Return only the number of lines in the material below holding the string "image".

# # # # # # #

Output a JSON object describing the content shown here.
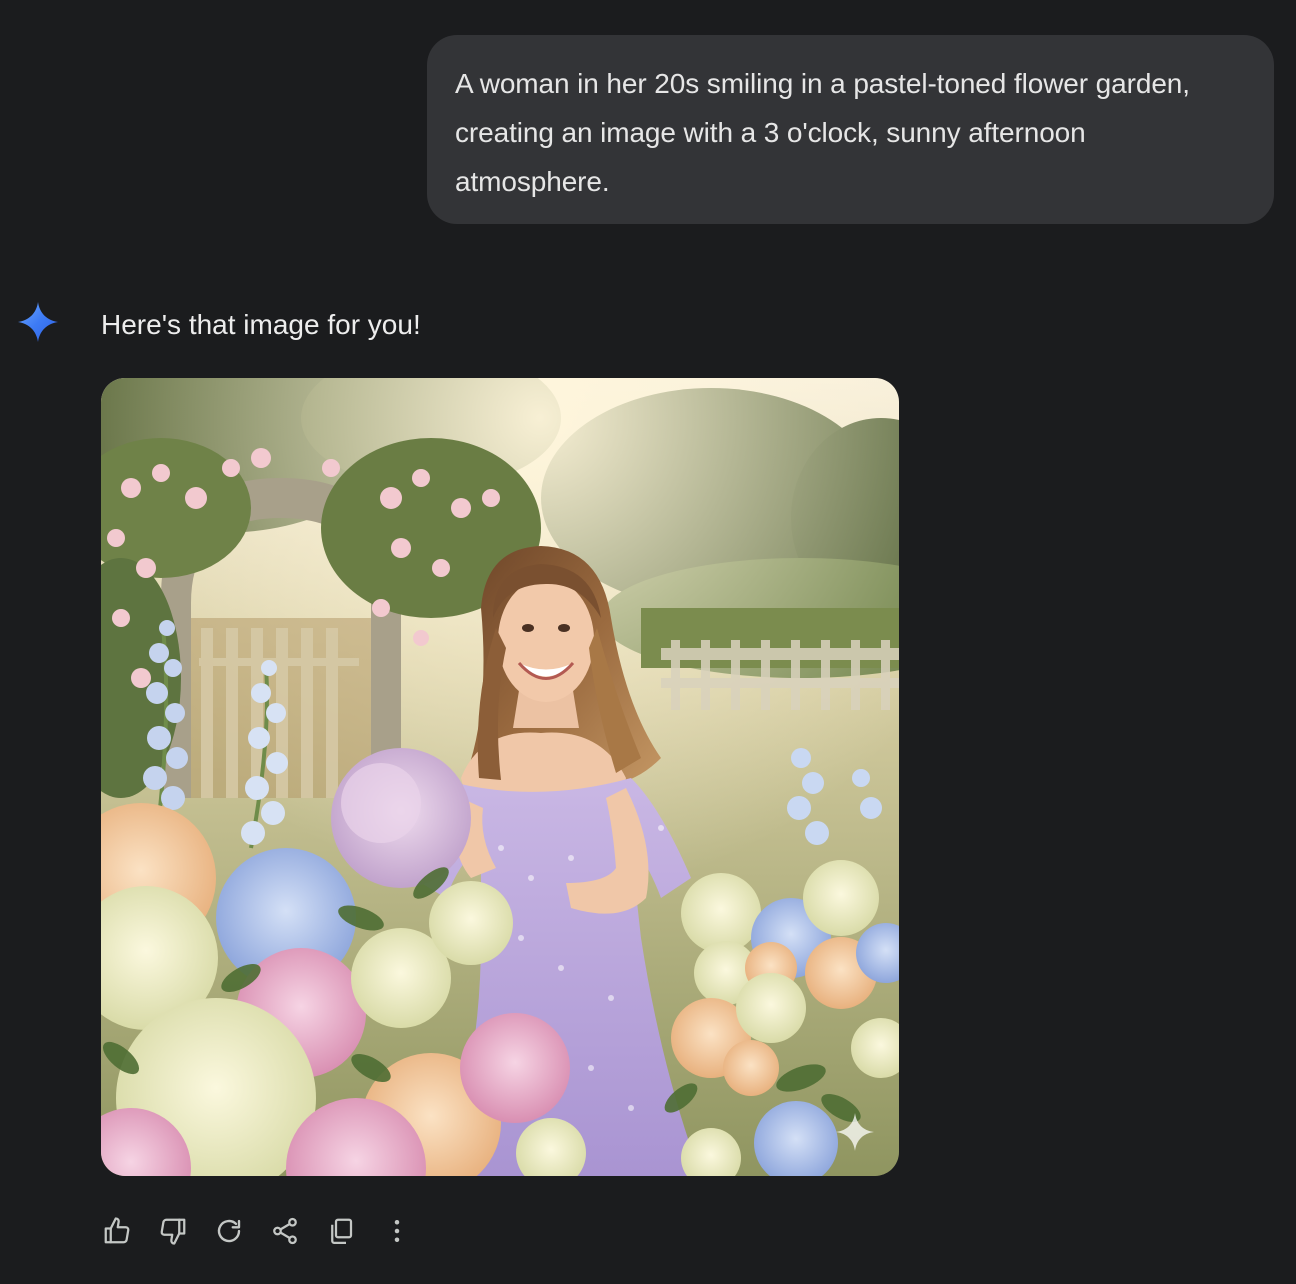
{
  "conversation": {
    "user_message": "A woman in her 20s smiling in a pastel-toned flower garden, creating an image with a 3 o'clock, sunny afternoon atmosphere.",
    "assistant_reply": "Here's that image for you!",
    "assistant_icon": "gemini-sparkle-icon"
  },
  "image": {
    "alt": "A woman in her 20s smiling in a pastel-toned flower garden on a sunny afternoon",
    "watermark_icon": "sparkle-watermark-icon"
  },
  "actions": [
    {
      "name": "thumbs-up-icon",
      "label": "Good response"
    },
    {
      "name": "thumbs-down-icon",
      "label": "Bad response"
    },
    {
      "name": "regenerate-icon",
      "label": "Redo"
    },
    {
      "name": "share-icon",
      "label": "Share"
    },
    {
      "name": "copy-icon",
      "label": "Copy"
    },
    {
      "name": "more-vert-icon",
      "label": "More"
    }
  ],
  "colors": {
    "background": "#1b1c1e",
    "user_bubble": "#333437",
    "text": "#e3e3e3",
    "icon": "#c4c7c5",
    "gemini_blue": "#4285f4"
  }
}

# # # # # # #

## Result
3